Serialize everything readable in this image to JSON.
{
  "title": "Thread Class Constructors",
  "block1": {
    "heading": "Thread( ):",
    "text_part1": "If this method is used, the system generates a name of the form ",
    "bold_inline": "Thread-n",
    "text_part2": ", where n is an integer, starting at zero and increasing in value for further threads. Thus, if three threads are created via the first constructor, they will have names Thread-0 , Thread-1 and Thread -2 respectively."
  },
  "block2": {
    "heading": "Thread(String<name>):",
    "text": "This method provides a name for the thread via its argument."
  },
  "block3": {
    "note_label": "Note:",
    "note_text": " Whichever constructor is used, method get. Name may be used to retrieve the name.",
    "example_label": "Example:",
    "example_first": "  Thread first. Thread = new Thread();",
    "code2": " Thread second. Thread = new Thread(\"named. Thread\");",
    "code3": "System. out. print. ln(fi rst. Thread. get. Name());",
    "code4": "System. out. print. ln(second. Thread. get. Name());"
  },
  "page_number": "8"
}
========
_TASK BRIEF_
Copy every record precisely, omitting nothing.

_YOUR RESPONSE_
Serialize everything readable in this image to JSON.
{
  "title": "Thread Class Constructors",
  "block1": {
    "heading": "Thread( ):",
    "text_part1": "If this method is used, the system generates a name of the form ",
    "bold_inline": "Thread-n",
    "text_part2": ", where n is an integer, starting at zero and increasing in value for further threads. Thus, if three threads are created via the first constructor, they will have names Thread-0 , Thread-1 and Thread -2 respectively."
  },
  "block2": {
    "heading": "Thread(String<name>):",
    "text": "This method provides a name for the thread via its argument."
  },
  "block3": {
    "note_label": "Note:",
    "note_text": " Whichever constructor is used, method get. Name may be used to retrieve the name.",
    "example_label": "Example:",
    "example_first": "  Thread first. Thread = new Thread();",
    "code2": " Thread second. Thread = new Thread(\"named. Thread\");",
    "code3": "System. out. print. ln(fi rst. Thread. get. Name());",
    "code4": "System. out. print. ln(second. Thread. get. Name());"
  },
  "page_number": "8"
}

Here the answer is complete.